And for your seating, would you prefer window, aisle, or wingtip?
Okay, I couldn't pass this up. Looks like we of America can't hog all the heroes (okay, from my perspective, it was largely us and the Aussies, who I am rapidly considering the most steadfast people I have ever heard of -- I'd rather an Aussie than anyone else at my back in a knock-down drag out in any arena the way they're going). The Brit's RAF is out to prove they're still a shining force in this world of increasing shadow.
The reason I couldn't let this go by is two fold -- one, I am a lover of heroic tales. I can spend hours reading about how medal winners earned those honors. And two, the AH-64 Apache is my favorite helicopter of all time, dating back to a childhood of playing LHX, an old helicopter flightsim (the LHX, for Light Helicopter eXperimental, would later be christened the "Commanche"). As anyone passingly familiar with the Apache can tell you, it's a fearsome unit on the battle field, but it isn't exactly good at troop transport. It has a pilot, a wizard (sort of co-pilot), and lots of weapons -- no room for passengers of any kind. So when the RAF Marines hears they've got a fallen Marine in Taliban country, they're pretty much out of time and fuel, they can't do a proper rescue. So they act like the Marines they are and make due. They strap themselves to the outside of a couple of their Apaches and head out to pick this guy up. They are literally tied to the wingstubs of an attack helicopter out on a rescue mission. They hit the ground running, knowing they have a couple minutes to find their comrade before the Taliban catch wind and come out with guns blazing. And they're right. About three minutes after touchdown, the Taliban show up, and the third Apache, which flying around to provide cover, opens up. A 30mm chain gun on a swivel mount can make for a very frightening antipersonnel weapon, I'm sure. The RAF Marines find their fallen buddy, and strap him securely on one Apache, but the Taliban are coming out in full force now, and they have to dust-off immediately. So they skip tying themselves on, and just grab hold and take off. They hold on to the sides of these attack helicopters the whole way back to base. At touch down, there were two minutes of fuel left in the Apache carrying the man.

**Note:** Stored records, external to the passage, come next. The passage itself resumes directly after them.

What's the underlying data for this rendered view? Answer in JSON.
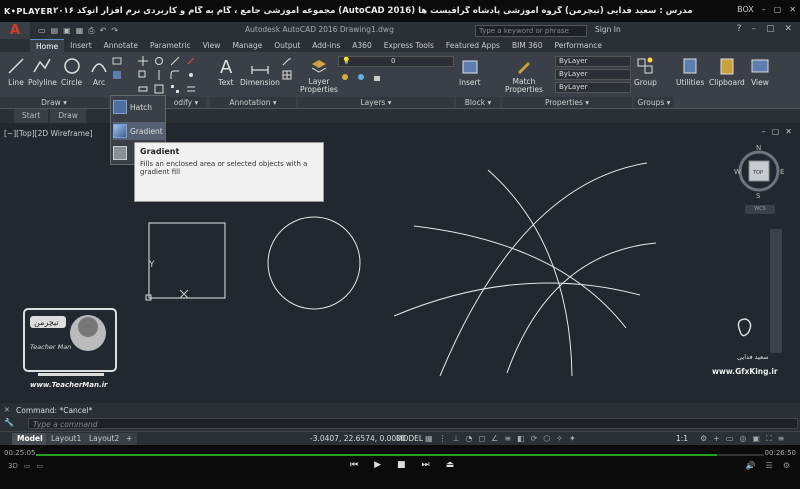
{
  "player": {
    "logo": "K•PLAYER",
    "title": "مجموعه آموزشی جامع ، گام به گام و کاربردی نرم افزار اتوکد ۲۰۱۶ (AutoCAD 2016)  مدرس : سعید فدایی (تیچرمن) گروه آموزشی پادشاه گرافیست ها",
    "box_label": "BOX",
    "time_current": "00:25:05",
    "time_total": "00:26:50",
    "progress": 0.935
  },
  "acad": {
    "app_logo": "A",
    "doc_title": "Autodesk AutoCAD 2016   Drawing1.dwg",
    "search_placeholder": "Type a keyword or phrase",
    "signin": "Sign In",
    "tabs": [
      "Home",
      "Insert",
      "Annotate",
      "Parametric",
      "View",
      "Manage",
      "Output",
      "Add-ins",
      "A360",
      "Express Tools",
      "Featured Apps",
      "BIM 360",
      "Performance"
    ],
    "active_tab": "Home",
    "tools": {
      "line": "Line",
      "polyline": "Polyline",
      "circle": "Circle",
      "arc": "Arc",
      "text": "Text",
      "dimension": "Dimension",
      "layer_properties": "Layer Properties",
      "insert": "Insert",
      "match_properties": "Match Properties",
      "group": "Group",
      "utilities": "Utilities",
      "clipboard": "Clipboard",
      "view": "View"
    },
    "panels": {
      "draw": "Draw",
      "modify": "odify",
      "annotation": "Annotation",
      "layers": "Layers",
      "block": "Block",
      "properties": "Properties",
      "groups": "Groups"
    },
    "layer_value": "0",
    "bylayer_1": "ByLayer",
    "bylayer_2": "ByLayer",
    "bylayer_3": "ByLayer",
    "file_tabs": [
      "Start",
      "Draw"
    ],
    "flyout": {
      "hatch": "Hatch",
      "gradient": "Gradient"
    },
    "tooltip": {
      "title": "Gradient",
      "desc": "Fills an enclosed area or selected objects with a gradient fill"
    },
    "viewport_label": "[−][Top][2D Wireframe]",
    "viewcube": {
      "top": "TOP",
      "n": "N",
      "s": "S",
      "e": "E",
      "w": "W",
      "wcs": "WCS"
    },
    "ucs_y": "Y",
    "watermark_left": "www.TeacherMan.ir",
    "watermark_right": "www.GfxKing.ir",
    "watermark_name": "سعید فدایی",
    "watermark_badge": "تیچرمن",
    "watermark_sub": "Teacher Man",
    "command_history": "Command: *Cancel*",
    "command_placeholder": "Type a command",
    "layout_tabs": [
      "Model",
      "Layout1",
      "Layout2"
    ],
    "layout_add": "+",
    "coords": "-3.0407, 22.6574, 0.0000",
    "model_label": "MODEL",
    "scale": "1:1"
  }
}
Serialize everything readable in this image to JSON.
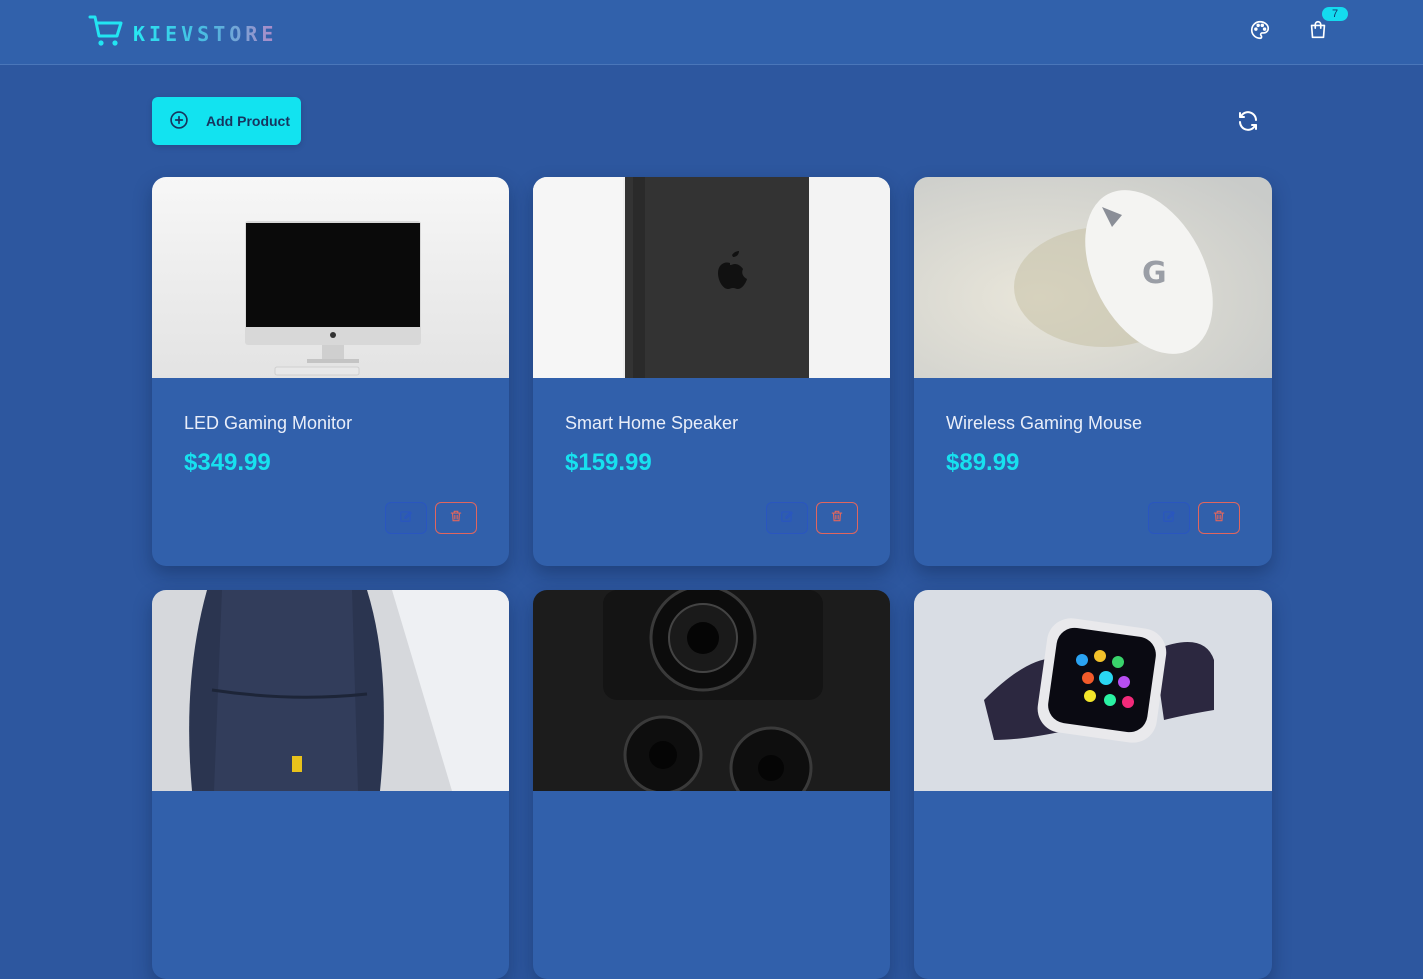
{
  "brand": {
    "name": "KIEVSTORE"
  },
  "header": {
    "cart_count": "7"
  },
  "toolbar": {
    "add_label": "Add Product"
  },
  "products": [
    {
      "title": "LED Gaming Monitor",
      "price": "$349.99"
    },
    {
      "title": "Smart Home Speaker",
      "price": "$159.99"
    },
    {
      "title": "Wireless Gaming Mouse",
      "price": "$89.99"
    },
    {
      "title": "",
      "price": ""
    },
    {
      "title": "",
      "price": ""
    },
    {
      "title": "",
      "price": ""
    }
  ],
  "colors": {
    "background": "#2d579f",
    "header": "#3161ab",
    "accent": "#12e3f0",
    "price": "#17e1ef",
    "danger": "#e0665e"
  },
  "icons": {
    "logo": "shopping-cart-icon",
    "theme": "palette-icon",
    "cart": "shopping-bag-icon",
    "add": "plus-circle-icon",
    "refresh": "refresh-icon",
    "edit": "edit-icon",
    "delete": "trash-icon"
  }
}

Sadly, the wounds of the fallen Marine were mortal, and he passed away. But he passed away in the hands of friends; the RAF refused to let him be captured or die alone. This is the mark of heroes. They volunteer to do the craziest things imaginable, because those things are what are right and good. And they don't think they did anything special after everything's said and done. This is one of the most amazing things I've heard about in recent days. The RAF Marines have more than proven themselves in my book, with just this alone. (Hey, I never get to hear about anything they do, since Afghanistan is virtually forgotten by the media, so I know I've missed out on a lot of British heroism. This sort of thing probably isn't so unusual.)
The video of this spectacular feat is on Sky News, the full story is at the Sunday Mirror, and I heard about it at Hot Air.